Michael James, publisher of three popular martial-arts magazines, sees the same trend, but doesn't think it's a problem. ``I have yet to hear of anyone holding up a liquor store with a nunchuck,'' he says. ``The real problem is that all this fighting over the bill is damaging the image of the martial arts. Ninjitsu is a martial-art form only -- a demonstration sport. . . . Show me some statistics so I can be more compassionate.''
Weapons have been confiscated in several instances. Two days ago, 300 blowguns were seized in Orange, Calif. In September, a student at the University of Massachusetts at Amherst was arrested for carrying over 100 illegal martial-arts weapons, including 84 throwing stars.
But most evidence on weapons-related crimes in the martial arts, Kennedy aide Nicholas Allard concedes, is limited to scattered police reports that vaguely identify assailants as ninja warriors. Steve Schlesinger, director of the Bureau of Justice Statistics, says that ``the lack of data reflects only our current inability to obtain it and not the magnitude of the problem to society.''
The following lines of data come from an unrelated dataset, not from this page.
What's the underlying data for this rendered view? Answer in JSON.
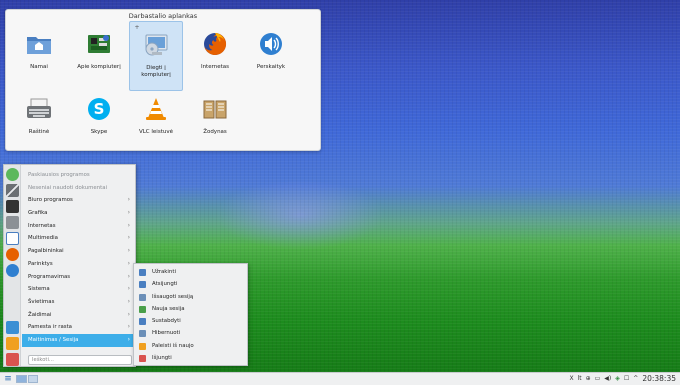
{
  "folder_view": {
    "title": "Darbastalio aplankas",
    "icons": [
      {
        "label": "Namai",
        "icon": "home-folder-icon",
        "color": "#4a7fc1",
        "selected": false
      },
      {
        "label": "Apie kompiuterį",
        "icon": "computer-board-icon",
        "color": "#3a8d3f",
        "selected": false
      },
      {
        "label": "Diegti į kompiuterį",
        "icon": "install-disc-icon",
        "color": "#6aa0d8",
        "selected": true
      },
      {
        "label": "Internetas",
        "icon": "firefox-icon",
        "color": "#e66000",
        "selected": false
      },
      {
        "label": "Perskaityk",
        "icon": "speaker-icon",
        "color": "#2f7fd0",
        "selected": false
      },
      {
        "label": "Raštinė",
        "icon": "typewriter-icon",
        "color": "#777a7d",
        "selected": false
      },
      {
        "label": "Skype",
        "icon": "skype-icon",
        "color": "#00aff0",
        "selected": false
      },
      {
        "label": "VLC leistuvė",
        "icon": "vlc-cone-icon",
        "color": "#f08a00",
        "selected": false
      },
      {
        "label": "Žodynas",
        "icon": "book-icon",
        "color": "#8b6a3e",
        "selected": false
      }
    ]
  },
  "app_menu": {
    "items": [
      {
        "label": "Paskiausios programos",
        "muted": true,
        "arrow": false
      },
      {
        "label": "Neseniai naudoti dokumentai",
        "muted": true,
        "arrow": false
      },
      {
        "label": "Biuro programos",
        "muted": false,
        "arrow": true
      },
      {
        "label": "Grafika",
        "muted": false,
        "arrow": true
      },
      {
        "label": "Internetas",
        "muted": false,
        "arrow": true
      },
      {
        "label": "Multimedia",
        "muted": false,
        "arrow": true
      },
      {
        "label": "Pagalbininkai",
        "muted": false,
        "arrow": true
      },
      {
        "label": "Parinktys",
        "muted": false,
        "arrow": true
      },
      {
        "label": "Programavimas",
        "muted": false,
        "arrow": true
      },
      {
        "label": "Sistema",
        "muted": false,
        "arrow": true
      },
      {
        "label": "Švietimas",
        "muted": false,
        "arrow": true
      },
      {
        "label": "Žaidimai",
        "muted": false,
        "arrow": true
      },
      {
        "label": "Pamesta ir rasta",
        "muted": false,
        "arrow": true
      },
      {
        "label": "Maitinimas / Sesija",
        "muted": false,
        "arrow": true,
        "active": true
      }
    ],
    "search_placeholder": "Ieškoti...",
    "favorites": [
      {
        "icon": "recent-arrow-icon",
        "color": "#5cb85c"
      },
      {
        "icon": "tools-icon",
        "color": "#6b6f73"
      },
      {
        "icon": "terminal-icon",
        "color": "#333333"
      },
      {
        "icon": "settings-icon",
        "color": "#6b6f73"
      },
      {
        "icon": "document-icon",
        "color": "#4a7fc1"
      },
      {
        "icon": "firefox-icon",
        "color": "#e66000"
      },
      {
        "icon": "speaker-icon",
        "color": "#2f7fd0"
      },
      {
        "icon": "download-icon",
        "color": "#3a8fd4"
      },
      {
        "icon": "package-icon",
        "color": "#f0a020"
      },
      {
        "icon": "power-icon",
        "color": "#d9534f"
      }
    ]
  },
  "session_menu": {
    "items": [
      {
        "label": "Užrakinti",
        "icon": "lock-icon",
        "color": "#4a7fc1"
      },
      {
        "label": "Atsijungti",
        "icon": "logout-icon",
        "color": "#4a7fc1"
      },
      {
        "label": "Išsaugoti sesiją",
        "icon": "save-session-icon",
        "color": "#6b8fb8"
      },
      {
        "label": "Nauja sesija",
        "icon": "new-session-icon",
        "color": "#4a9f4a"
      },
      {
        "label": "Sustabdyti",
        "icon": "suspend-icon",
        "color": "#4a7fc1"
      },
      {
        "label": "Hibernuoti",
        "icon": "hibernate-icon",
        "color": "#6b8fb8"
      },
      {
        "label": "Paleisti iš naujo",
        "icon": "restart-icon",
        "color": "#f0a020"
      },
      {
        "label": "Išjungti",
        "icon": "shutdown-icon",
        "color": "#d9534f"
      }
    ]
  },
  "taskbar": {
    "tray": [
      {
        "icon": "scissors-icon",
        "text": "X"
      },
      {
        "icon": "keyboard-layout-icon",
        "text": "lt"
      },
      {
        "icon": "network-icon",
        "text": "⊕"
      },
      {
        "icon": "storage-icon",
        "text": "▭"
      },
      {
        "icon": "volume-icon",
        "text": "◀)"
      },
      {
        "icon": "shield-icon",
        "text": "◈"
      },
      {
        "icon": "notifications-icon",
        "text": "☐"
      },
      {
        "icon": "expand-tray-icon",
        "text": "^"
      }
    ],
    "clock": "20:38:35",
    "menu_icon": "≡"
  },
  "colors": {
    "accent": "#3daee9",
    "panel": "#eff0f1"
  }
}
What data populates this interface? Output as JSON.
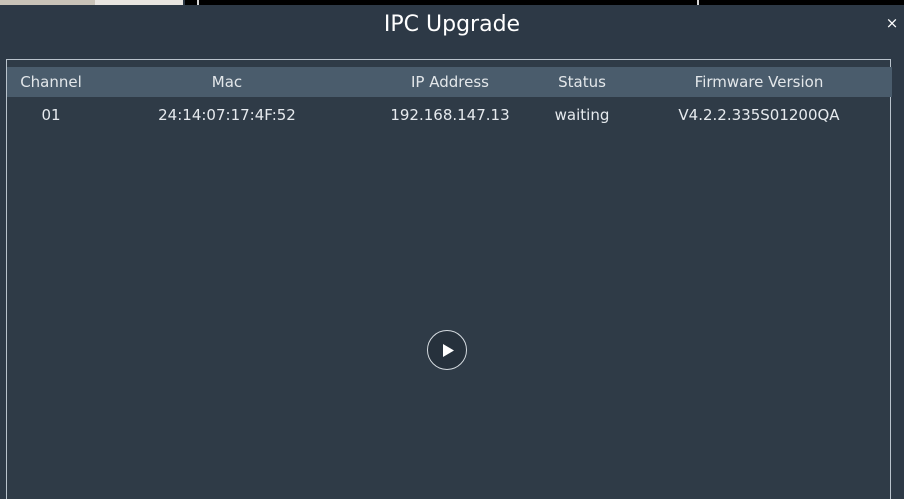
{
  "dialog": {
    "title": "IPC Upgrade",
    "close_label": "×"
  },
  "table": {
    "columns": [
      "Channel",
      "Mac",
      "IP Address",
      "Status",
      "Firmware Version"
    ],
    "rows": [
      {
        "channel": "01",
        "mac": "24:14:07:17:4F:52",
        "ip": "192.168.147.13",
        "status": "waiting",
        "firmware": "V4.2.2.335S01200QA"
      }
    ]
  },
  "icons": {
    "close": "close-icon",
    "play": "play-icon"
  },
  "colors": {
    "background": "#2d3946",
    "header_row": "#4a5c6c",
    "text": "#ffffff"
  }
}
Statistics are ``beside the point,'' Mr. Allard agrees. ``Our primary concern is, how many children need to suffer avoidable accidents before action is taken?''
To protect against such avoidable accidents, the proposed legislation would let the United States Postal Service require mail-order suppliers to explain the legality of each weapons shipment. As the bill sails through the Senate Judiciary Committee under its chairman, Sen. Strom Thurmond (R) of South Carolina, the bill's co-sponsor, that provision will likely be extended to the United Parcel Service and other carriers.
Karl J. Duff, a lawyer and black-belt martial artist from Woodstock, Ga., says he thinks that requiring suppliers to explain their actions is unfair because it ``presumes illegality.'' Mr. Duff, who considers the bill ``well-intentioned paternalism,'' says it would also restrict mail-order sales for states that have no laws against martial-arts weapons. ``I don't want to see children hurt either,'' Duff says. ``But if there is a problem, it can be addressed adequately at the state level.''
Industry backers are concerned that the proposed legislation could lead to laws banning martial-arts weapons altogether. To publisher James that would only deprive legitimate martial artists, for it would force ``the criminal element to resort to more dangerous weapons.''
``Legislation doesn't always stop trafficking,'' agrees Frank Hartman, executive director of the Program in Criminal Justice at Harvard's John F. Kennedy School of Government. ``But it does send a message to [Americans] saying it's unacceptable.''
Kelley saves a salvo for those who worry about the sports' decline. ``Sports are not the issue. There's little legitimate sports use for [these] weapons.'' For him, the issue centers on children. ``If you get kids carrying these weapons,'' he says, ``and a little altercation occurs -- boom -- the weapon is right there.''